━━━ Data for this task ━━━
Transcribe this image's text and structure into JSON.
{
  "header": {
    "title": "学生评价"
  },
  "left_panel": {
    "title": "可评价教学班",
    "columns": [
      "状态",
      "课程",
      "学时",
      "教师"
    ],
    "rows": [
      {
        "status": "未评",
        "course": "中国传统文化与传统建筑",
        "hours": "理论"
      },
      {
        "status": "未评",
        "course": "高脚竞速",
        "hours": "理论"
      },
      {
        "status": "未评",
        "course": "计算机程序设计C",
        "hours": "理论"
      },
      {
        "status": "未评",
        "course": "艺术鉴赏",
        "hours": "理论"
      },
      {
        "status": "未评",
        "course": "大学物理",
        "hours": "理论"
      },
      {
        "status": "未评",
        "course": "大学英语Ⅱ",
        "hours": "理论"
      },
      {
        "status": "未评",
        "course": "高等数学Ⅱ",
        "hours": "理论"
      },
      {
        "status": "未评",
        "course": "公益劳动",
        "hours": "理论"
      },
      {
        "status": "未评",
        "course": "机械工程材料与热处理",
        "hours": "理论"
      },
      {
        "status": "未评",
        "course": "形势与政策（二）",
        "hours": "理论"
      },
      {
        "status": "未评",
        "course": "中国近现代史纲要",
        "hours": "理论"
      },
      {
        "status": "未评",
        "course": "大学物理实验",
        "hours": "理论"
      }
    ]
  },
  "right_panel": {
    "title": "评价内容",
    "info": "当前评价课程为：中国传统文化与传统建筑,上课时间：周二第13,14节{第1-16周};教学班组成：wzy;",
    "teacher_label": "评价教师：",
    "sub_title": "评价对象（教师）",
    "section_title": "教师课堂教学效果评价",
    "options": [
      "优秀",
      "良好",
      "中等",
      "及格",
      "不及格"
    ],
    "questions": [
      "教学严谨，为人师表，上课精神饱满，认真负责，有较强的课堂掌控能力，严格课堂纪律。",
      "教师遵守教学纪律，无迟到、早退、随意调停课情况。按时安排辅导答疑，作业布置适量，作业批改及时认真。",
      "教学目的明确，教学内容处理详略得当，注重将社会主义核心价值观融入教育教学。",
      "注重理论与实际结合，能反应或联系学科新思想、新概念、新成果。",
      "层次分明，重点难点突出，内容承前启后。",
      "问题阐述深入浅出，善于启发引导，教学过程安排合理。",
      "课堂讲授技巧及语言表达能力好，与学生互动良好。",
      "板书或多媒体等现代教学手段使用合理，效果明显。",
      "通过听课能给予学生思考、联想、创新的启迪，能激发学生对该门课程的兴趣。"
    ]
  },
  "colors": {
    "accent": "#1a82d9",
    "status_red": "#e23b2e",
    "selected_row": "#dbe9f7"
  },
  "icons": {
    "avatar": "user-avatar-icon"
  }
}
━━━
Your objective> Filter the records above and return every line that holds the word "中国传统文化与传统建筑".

Result of the exercise>
        "course": "中国传统文化与传统建筑",
    "info": "当前评价课程为：中国传统文化与传统建筑,上课时间：周二第13,14节{第1-16周};教学班组成：wzy;",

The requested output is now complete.